Top of Records to process

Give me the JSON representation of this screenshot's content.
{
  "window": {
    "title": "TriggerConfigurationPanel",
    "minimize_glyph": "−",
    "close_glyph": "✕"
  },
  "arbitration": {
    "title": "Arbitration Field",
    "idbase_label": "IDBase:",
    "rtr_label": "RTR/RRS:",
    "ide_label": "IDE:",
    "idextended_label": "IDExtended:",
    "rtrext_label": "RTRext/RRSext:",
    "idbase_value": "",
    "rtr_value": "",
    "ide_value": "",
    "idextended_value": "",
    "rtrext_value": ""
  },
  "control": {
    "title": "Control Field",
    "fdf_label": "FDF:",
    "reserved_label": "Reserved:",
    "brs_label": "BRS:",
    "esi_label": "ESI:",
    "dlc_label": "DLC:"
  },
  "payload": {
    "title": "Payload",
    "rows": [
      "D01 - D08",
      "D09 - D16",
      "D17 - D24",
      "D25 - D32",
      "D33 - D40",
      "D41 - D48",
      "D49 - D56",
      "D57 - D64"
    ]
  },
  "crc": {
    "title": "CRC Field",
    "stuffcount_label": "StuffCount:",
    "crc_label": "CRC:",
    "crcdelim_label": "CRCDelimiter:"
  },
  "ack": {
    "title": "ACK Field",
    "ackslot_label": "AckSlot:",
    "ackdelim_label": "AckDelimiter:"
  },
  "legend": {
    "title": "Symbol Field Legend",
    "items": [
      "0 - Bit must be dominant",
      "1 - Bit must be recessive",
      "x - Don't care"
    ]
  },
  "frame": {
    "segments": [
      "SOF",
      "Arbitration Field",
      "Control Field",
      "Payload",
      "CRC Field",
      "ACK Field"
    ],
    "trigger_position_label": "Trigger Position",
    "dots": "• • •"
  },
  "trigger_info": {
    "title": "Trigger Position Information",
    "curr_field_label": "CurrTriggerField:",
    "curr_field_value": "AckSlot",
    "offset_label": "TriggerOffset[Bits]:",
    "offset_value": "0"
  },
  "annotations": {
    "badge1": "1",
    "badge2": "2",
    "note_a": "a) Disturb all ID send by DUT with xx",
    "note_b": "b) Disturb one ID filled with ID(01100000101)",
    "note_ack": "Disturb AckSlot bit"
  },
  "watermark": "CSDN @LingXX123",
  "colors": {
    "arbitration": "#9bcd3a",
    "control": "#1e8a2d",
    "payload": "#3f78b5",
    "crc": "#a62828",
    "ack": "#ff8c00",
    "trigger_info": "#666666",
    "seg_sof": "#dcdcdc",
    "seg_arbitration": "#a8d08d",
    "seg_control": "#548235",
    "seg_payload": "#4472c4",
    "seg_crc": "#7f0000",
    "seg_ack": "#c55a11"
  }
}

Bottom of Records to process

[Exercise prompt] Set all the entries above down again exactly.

[Solution]
Give me the JSON representation of this screenshot's content.
{
  "window": {
    "title": "TriggerConfigurationPanel",
    "minimize_glyph": "−",
    "close_glyph": "✕"
  },
  "arbitration": {
    "title": "Arbitration Field",
    "idbase_label": "IDBase:",
    "rtr_label": "RTR/RRS:",
    "ide_label": "IDE:",
    "idextended_label": "IDExtended:",
    "rtrext_label": "RTRext/RRSext:",
    "idbase_value": "",
    "rtr_value": "",
    "ide_value": "",
    "idextended_value": "",
    "rtrext_value": ""
  },
  "control": {
    "title": "Control Field",
    "fdf_label": "FDF:",
    "reserved_label": "Reserved:",
    "brs_label": "BRS:",
    "esi_label": "ESI:",
    "dlc_label": "DLC:"
  },
  "payload": {
    "title": "Payload",
    "rows": [
      "D01 - D08",
      "D09 - D16",
      "D17 - D24",
      "D25 - D32",
      "D33 - D40",
      "D41 - D48",
      "D49 - D56",
      "D57 - D64"
    ]
  },
  "crc": {
    "title": "CRC Field",
    "stuffcount_label": "StuffCount:",
    "crc_label": "CRC:",
    "crcdelim_label": "CRCDelimiter:"
  },
  "ack": {
    "title": "ACK Field",
    "ackslot_label": "AckSlot:",
    "ackdelim_label": "AckDelimiter:"
  },
  "legend": {
    "title": "Symbol Field Legend",
    "items": [
      "0 - Bit must be dominant",
      "1 - Bit must be recessive",
      "x - Don't care"
    ]
  },
  "frame": {
    "segments": [
      "SOF",
      "Arbitration Field",
      "Control Field",
      "Payload",
      "CRC Field",
      "ACK Field"
    ],
    "trigger_position_label": "Trigger Position",
    "dots": "• • •"
  },
  "trigger_info": {
    "title": "Trigger Position Information",
    "curr_field_label": "CurrTriggerField:",
    "curr_field_value": "AckSlot",
    "offset_label": "TriggerOffset[Bits]:",
    "offset_value": "0"
  },
  "annotations": {
    "badge1": "1",
    "badge2": "2",
    "note_a": "a) Disturb all ID send by DUT with xx",
    "note_b": "b) Disturb one ID filled with ID(01100000101)",
    "note_ack": "Disturb AckSlot bit"
  },
  "watermark": "CSDN @LingXX123",
  "colors": {
    "arbitration": "#9bcd3a",
    "control": "#1e8a2d",
    "payload": "#3f78b5",
    "crc": "#a62828",
    "ack": "#ff8c00",
    "trigger_info": "#666666",
    "seg_sof": "#dcdcdc",
    "seg_arbitration": "#a8d08d",
    "seg_control": "#548235",
    "seg_payload": "#4472c4",
    "seg_crc": "#7f0000",
    "seg_ack": "#c55a11"
  }
}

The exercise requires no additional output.